→ **Problem**
Extract from the listing each line in which the word "time" appears.

[Start of Attachment]

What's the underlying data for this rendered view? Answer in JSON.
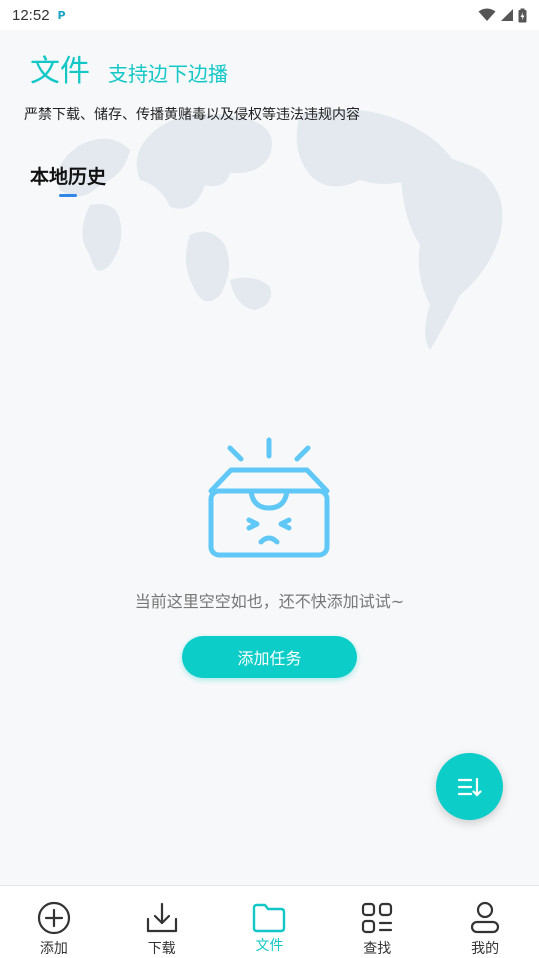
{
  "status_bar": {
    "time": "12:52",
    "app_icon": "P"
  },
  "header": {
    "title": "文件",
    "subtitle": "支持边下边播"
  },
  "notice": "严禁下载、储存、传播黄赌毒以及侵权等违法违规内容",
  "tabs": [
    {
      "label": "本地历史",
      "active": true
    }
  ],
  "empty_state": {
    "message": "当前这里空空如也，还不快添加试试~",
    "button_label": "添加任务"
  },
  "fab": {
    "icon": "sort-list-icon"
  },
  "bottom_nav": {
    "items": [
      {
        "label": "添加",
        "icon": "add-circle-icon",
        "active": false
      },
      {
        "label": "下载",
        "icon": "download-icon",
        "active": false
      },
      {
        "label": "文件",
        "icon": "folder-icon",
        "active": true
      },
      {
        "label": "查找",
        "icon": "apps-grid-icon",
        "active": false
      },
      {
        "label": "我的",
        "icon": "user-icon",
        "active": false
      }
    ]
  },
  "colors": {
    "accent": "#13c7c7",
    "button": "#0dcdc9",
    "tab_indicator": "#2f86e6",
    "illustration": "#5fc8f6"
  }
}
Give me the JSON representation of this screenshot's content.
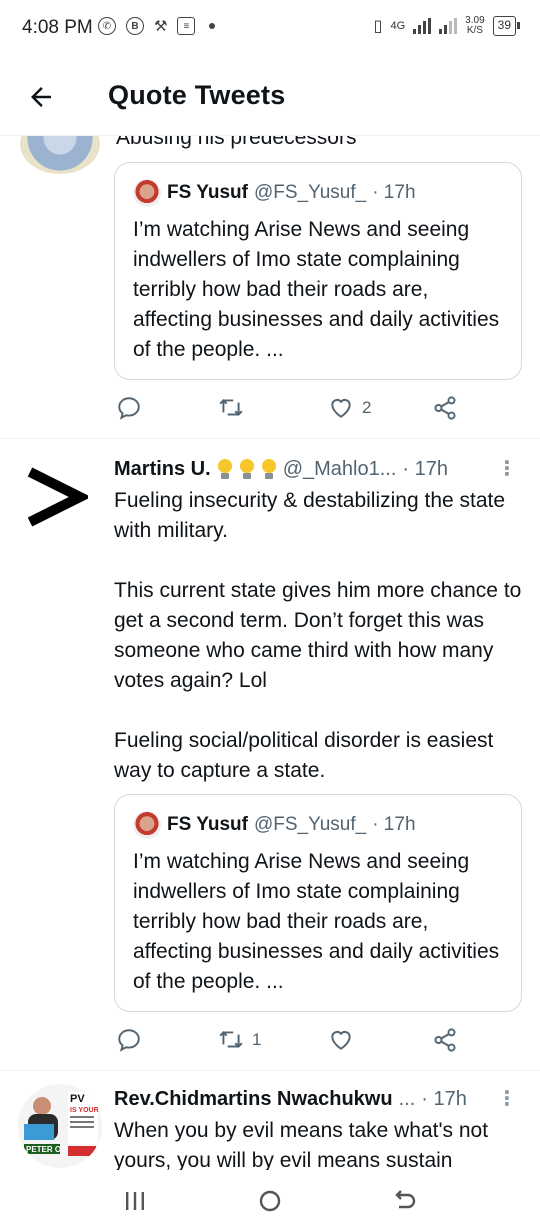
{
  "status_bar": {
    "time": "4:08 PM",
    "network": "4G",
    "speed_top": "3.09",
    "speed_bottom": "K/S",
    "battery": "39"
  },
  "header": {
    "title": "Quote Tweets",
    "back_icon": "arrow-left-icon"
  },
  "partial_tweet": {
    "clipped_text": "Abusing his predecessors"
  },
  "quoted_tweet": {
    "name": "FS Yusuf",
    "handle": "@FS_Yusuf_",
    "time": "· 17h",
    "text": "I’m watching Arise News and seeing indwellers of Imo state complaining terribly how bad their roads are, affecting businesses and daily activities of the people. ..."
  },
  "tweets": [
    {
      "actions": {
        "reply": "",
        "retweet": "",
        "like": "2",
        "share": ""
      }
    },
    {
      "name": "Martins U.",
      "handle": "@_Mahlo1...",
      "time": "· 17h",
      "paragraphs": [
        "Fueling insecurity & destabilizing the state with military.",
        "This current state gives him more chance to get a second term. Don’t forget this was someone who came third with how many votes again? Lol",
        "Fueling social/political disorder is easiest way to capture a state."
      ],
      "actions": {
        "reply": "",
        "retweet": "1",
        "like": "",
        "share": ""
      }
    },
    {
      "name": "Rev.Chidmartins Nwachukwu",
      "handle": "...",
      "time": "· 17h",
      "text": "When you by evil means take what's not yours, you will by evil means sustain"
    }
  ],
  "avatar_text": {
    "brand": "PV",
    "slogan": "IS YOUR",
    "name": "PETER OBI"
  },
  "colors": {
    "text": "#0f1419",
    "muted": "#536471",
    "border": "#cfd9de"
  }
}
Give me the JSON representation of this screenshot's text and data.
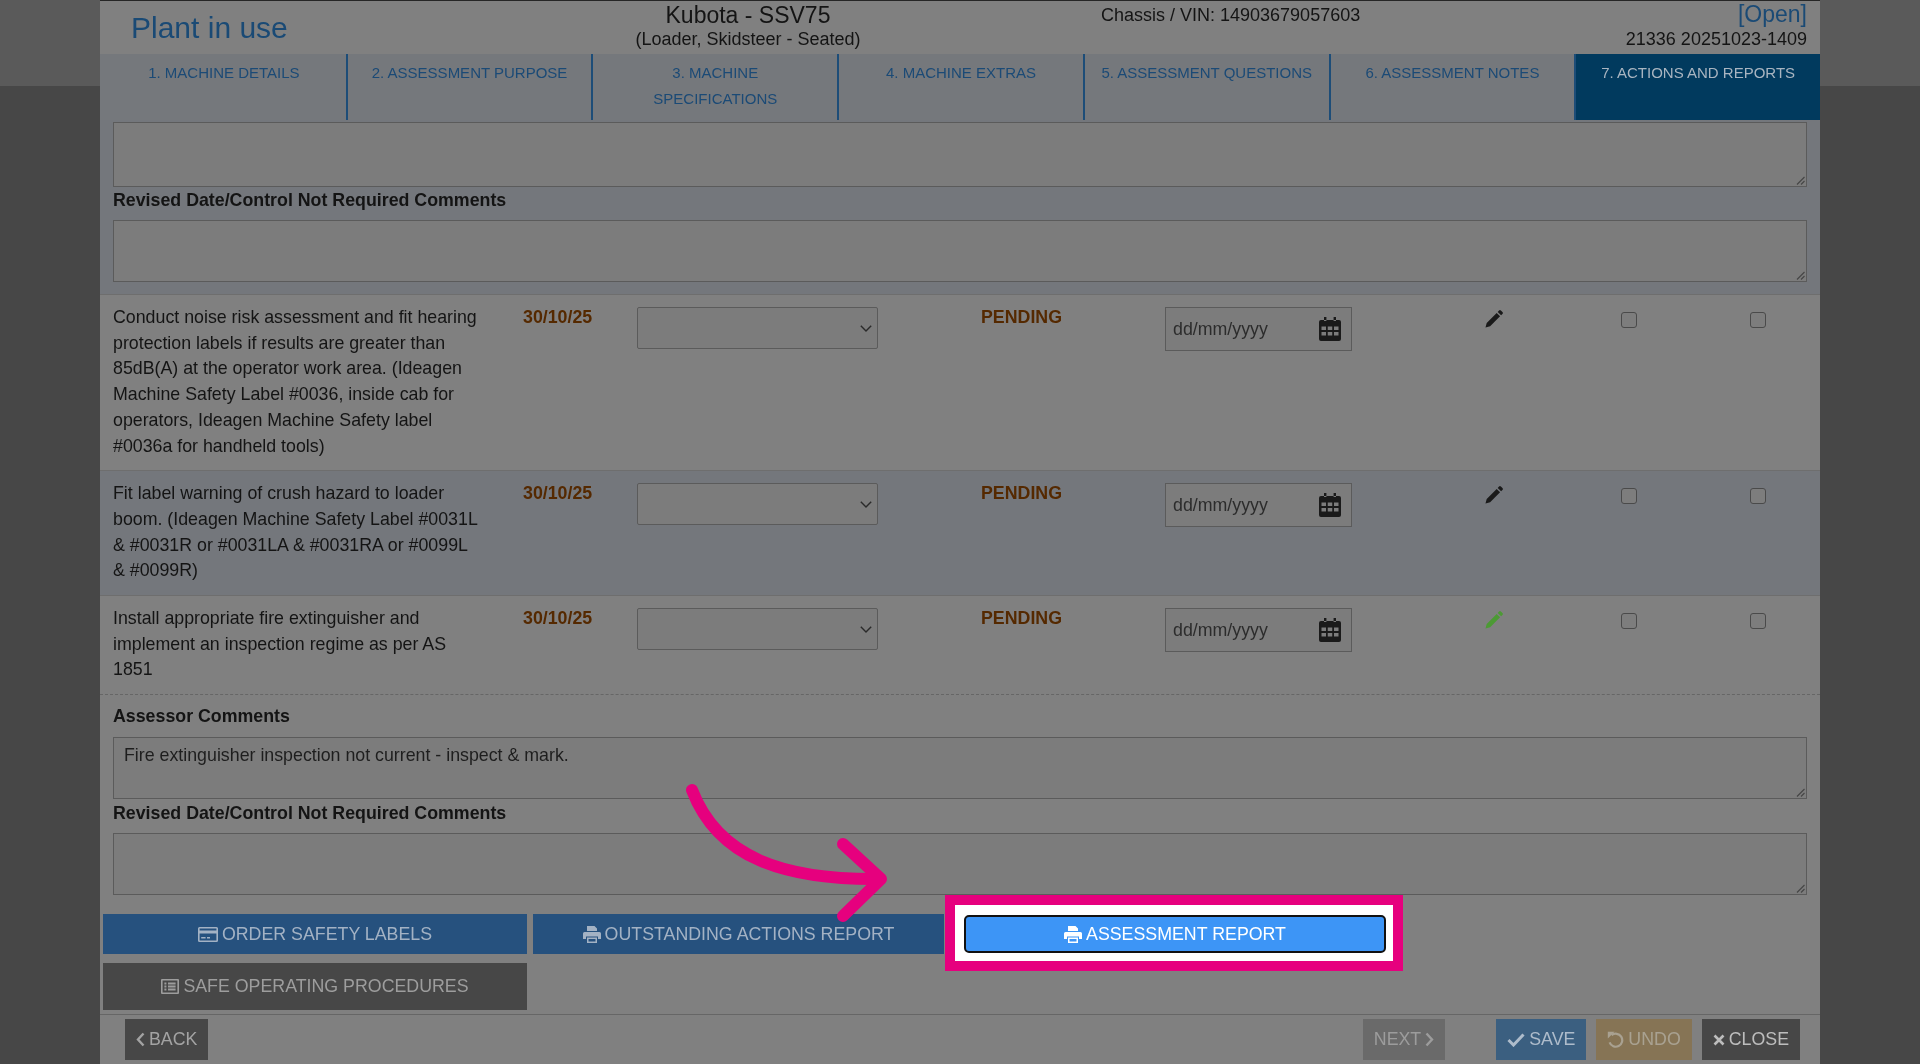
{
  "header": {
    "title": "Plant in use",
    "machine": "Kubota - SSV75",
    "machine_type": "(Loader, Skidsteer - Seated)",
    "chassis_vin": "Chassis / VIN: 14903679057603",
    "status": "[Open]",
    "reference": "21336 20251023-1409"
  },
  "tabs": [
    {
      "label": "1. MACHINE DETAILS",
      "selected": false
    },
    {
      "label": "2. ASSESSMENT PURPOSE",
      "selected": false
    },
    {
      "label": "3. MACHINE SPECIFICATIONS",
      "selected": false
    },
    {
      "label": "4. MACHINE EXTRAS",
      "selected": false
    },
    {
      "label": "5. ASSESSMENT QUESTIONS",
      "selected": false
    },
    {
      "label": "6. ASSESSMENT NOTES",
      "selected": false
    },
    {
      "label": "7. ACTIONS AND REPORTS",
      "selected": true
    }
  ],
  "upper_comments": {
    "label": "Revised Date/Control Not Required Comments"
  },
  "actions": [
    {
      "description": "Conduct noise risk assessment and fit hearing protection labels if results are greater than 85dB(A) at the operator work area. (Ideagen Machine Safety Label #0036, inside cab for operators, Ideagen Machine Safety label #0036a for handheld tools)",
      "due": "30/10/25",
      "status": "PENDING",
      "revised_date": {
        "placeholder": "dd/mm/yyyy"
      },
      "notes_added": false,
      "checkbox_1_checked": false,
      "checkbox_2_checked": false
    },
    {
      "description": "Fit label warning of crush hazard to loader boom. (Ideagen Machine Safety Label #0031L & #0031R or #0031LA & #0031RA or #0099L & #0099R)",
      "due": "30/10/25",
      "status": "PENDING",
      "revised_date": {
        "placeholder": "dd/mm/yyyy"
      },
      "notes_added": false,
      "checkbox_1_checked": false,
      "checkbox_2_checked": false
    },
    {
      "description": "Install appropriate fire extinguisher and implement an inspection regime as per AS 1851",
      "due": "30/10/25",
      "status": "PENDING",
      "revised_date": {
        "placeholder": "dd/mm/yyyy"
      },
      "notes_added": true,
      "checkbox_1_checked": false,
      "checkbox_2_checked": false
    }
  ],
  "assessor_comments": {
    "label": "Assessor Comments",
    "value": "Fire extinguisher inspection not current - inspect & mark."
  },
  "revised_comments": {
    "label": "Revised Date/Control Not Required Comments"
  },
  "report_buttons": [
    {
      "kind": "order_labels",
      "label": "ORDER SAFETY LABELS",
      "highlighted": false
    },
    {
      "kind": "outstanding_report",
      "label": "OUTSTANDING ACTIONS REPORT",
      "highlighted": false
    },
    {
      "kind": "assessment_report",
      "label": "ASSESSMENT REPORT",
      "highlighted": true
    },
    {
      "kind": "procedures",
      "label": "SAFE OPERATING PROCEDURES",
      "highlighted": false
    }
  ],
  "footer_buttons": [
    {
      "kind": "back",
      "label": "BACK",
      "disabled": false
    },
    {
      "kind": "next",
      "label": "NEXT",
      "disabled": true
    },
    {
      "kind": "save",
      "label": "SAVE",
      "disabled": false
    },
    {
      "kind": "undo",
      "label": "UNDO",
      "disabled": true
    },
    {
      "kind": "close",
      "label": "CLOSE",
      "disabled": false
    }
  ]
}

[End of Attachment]
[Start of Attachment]

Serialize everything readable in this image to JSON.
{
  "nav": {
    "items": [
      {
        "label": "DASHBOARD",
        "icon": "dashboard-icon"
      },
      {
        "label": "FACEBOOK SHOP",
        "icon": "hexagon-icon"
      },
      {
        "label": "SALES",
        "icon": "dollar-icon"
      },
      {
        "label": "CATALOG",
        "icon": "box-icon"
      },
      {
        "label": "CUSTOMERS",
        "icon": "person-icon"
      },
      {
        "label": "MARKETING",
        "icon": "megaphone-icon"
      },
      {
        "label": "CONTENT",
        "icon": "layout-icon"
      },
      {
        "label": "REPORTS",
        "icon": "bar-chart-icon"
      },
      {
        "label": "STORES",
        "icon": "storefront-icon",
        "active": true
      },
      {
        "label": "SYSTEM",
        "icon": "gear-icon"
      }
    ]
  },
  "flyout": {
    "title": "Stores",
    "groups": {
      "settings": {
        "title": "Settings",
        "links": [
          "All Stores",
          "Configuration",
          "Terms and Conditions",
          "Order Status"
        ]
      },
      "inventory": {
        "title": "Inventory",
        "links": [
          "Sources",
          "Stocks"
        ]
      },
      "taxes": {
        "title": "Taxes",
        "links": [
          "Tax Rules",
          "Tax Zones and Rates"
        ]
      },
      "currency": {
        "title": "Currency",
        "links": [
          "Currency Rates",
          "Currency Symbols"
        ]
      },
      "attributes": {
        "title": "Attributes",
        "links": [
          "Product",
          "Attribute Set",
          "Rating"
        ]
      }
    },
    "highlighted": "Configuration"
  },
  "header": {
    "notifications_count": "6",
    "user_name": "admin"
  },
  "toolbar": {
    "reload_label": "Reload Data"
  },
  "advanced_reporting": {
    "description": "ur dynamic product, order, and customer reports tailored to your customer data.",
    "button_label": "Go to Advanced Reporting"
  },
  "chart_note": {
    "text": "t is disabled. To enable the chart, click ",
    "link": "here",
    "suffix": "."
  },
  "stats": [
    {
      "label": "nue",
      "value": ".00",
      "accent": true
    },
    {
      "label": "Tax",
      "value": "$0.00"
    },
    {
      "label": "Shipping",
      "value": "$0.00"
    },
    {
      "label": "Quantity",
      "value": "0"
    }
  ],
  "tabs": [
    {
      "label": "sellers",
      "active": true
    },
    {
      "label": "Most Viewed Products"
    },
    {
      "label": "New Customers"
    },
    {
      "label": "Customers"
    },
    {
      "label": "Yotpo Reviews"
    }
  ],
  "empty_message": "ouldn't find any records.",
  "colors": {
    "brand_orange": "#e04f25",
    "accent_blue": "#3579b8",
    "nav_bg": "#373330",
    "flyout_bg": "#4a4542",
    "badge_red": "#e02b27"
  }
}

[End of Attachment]

→ **Result of the exercise**
    "time": "12:52",
    "time": "4:08 PM",
    "time": "· 17h",
      "time": "· 17h",
      "time": "· 17h",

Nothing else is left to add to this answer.